• _Directions_
Find how many lines below hold "Filter", then state that number by itself.

================================

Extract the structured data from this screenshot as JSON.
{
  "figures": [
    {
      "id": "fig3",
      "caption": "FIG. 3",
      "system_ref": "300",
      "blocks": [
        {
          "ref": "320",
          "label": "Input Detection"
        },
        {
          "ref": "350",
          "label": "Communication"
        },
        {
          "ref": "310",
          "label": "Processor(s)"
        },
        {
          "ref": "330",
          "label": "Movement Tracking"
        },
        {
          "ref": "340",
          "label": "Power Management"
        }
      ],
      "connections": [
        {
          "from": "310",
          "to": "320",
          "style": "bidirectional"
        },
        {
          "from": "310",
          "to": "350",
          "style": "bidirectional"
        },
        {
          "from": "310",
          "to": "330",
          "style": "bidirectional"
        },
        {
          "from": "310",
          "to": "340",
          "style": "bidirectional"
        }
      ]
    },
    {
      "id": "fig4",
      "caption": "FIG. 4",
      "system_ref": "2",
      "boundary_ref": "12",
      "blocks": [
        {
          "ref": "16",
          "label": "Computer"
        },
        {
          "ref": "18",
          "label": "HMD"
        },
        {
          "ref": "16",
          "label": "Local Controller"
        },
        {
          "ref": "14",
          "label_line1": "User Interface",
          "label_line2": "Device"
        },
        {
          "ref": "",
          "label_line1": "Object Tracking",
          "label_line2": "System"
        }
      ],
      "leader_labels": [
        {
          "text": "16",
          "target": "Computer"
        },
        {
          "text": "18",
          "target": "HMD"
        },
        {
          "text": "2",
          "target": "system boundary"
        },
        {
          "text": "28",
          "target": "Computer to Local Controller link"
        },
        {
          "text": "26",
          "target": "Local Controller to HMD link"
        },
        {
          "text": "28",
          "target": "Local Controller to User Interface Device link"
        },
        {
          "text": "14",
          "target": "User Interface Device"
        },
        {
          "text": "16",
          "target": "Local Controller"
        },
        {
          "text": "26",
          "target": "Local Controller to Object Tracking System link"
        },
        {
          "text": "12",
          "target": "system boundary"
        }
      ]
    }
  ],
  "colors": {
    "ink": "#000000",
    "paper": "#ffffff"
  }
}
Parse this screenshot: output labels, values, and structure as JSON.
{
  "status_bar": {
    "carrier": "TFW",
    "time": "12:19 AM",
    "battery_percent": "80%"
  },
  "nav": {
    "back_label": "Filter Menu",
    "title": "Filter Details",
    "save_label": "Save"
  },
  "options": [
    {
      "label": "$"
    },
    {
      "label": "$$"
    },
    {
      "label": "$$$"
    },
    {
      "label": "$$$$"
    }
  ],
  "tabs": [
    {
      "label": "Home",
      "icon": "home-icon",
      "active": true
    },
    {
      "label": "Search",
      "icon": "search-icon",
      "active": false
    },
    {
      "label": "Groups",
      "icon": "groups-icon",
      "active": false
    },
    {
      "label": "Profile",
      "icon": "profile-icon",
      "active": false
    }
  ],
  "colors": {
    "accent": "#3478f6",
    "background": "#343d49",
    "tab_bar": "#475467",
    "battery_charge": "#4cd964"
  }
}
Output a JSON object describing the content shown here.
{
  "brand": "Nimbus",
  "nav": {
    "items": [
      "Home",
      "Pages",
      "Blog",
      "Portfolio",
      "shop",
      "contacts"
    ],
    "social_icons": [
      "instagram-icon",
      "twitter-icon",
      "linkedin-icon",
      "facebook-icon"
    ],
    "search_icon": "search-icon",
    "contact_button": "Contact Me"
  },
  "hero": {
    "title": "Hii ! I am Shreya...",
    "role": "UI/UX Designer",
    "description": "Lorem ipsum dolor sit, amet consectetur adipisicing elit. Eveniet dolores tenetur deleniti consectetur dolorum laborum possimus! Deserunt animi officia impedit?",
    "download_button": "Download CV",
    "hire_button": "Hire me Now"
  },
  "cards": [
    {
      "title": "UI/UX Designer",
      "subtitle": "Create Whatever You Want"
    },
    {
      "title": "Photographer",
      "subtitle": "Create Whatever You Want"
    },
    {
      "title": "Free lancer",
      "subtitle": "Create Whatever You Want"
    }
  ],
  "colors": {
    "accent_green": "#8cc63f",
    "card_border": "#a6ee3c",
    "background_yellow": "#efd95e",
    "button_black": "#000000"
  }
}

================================

• _Result for this exercise_
2